**The records:**
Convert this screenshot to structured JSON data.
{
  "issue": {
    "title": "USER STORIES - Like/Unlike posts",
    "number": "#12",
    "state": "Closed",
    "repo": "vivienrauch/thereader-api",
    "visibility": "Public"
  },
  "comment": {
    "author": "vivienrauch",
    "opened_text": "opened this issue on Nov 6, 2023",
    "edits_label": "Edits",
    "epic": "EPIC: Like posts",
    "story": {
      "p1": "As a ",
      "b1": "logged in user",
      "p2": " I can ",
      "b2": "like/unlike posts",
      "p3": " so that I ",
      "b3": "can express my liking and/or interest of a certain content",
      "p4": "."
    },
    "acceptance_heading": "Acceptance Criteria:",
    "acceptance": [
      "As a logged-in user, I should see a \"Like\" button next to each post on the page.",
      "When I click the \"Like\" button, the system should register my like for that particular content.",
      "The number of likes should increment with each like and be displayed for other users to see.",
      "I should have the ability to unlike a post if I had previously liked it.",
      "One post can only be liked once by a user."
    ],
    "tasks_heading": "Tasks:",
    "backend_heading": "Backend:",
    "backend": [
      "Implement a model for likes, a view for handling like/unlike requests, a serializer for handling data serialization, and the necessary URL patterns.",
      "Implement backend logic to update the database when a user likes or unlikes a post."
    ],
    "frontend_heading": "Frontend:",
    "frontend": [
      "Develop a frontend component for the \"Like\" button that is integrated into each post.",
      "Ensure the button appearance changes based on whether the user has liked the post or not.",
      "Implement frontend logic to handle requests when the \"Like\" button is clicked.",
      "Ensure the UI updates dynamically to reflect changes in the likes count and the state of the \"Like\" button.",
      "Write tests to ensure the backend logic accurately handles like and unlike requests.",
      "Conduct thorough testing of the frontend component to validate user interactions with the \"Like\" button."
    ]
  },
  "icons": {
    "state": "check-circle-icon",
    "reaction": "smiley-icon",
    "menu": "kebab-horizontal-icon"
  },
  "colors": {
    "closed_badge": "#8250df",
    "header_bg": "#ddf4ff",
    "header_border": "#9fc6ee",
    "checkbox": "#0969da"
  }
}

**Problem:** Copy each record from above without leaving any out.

**Solution for this task:**
Convert this screenshot to structured JSON data.
{
  "issue": {
    "title": "USER STORIES - Like/Unlike posts",
    "number": "#12",
    "state": "Closed",
    "repo": "vivienrauch/thereader-api",
    "visibility": "Public"
  },
  "comment": {
    "author": "vivienrauch",
    "opened_text": "opened this issue on Nov 6, 2023",
    "edits_label": "Edits",
    "epic": "EPIC: Like posts",
    "story": {
      "p1": "As a ",
      "b1": "logged in user",
      "p2": " I can ",
      "b2": "like/unlike posts",
      "p3": " so that I ",
      "b3": "can express my liking and/or interest of a certain content",
      "p4": "."
    },
    "acceptance_heading": "Acceptance Criteria:",
    "acceptance": [
      "As a logged-in user, I should see a \"Like\" button next to each post on the page.",
      "When I click the \"Like\" button, the system should register my like for that particular content.",
      "The number of likes should increment with each like and be displayed for other users to see.",
      "I should have the ability to unlike a post if I had previously liked it.",
      "One post can only be liked once by a user."
    ],
    "tasks_heading": "Tasks:",
    "backend_heading": "Backend:",
    "backend": [
      "Implement a model for likes, a view for handling like/unlike requests, a serializer for handling data serialization, and the necessary URL patterns.",
      "Implement backend logic to update the database when a user likes or unlikes a post."
    ],
    "frontend_heading": "Frontend:",
    "frontend": [
      "Develop a frontend component for the \"Like\" button that is integrated into each post.",
      "Ensure the button appearance changes based on whether the user has liked the post or not.",
      "Implement frontend logic to handle requests when the \"Like\" button is clicked.",
      "Ensure the UI updates dynamically to reflect changes in the likes count and the state of the \"Like\" button.",
      "Write tests to ensure the backend logic accurately handles like and unlike requests.",
      "Conduct thorough testing of the frontend component to validate user interactions with the \"Like\" button."
    ]
  },
  "icons": {
    "state": "check-circle-icon",
    "reaction": "smiley-icon",
    "menu": "kebab-horizontal-icon"
  },
  "colors": {
    "closed_badge": "#8250df",
    "header_bg": "#ddf4ff",
    "header_border": "#9fc6ee",
    "checkbox": "#0969da"
  }
}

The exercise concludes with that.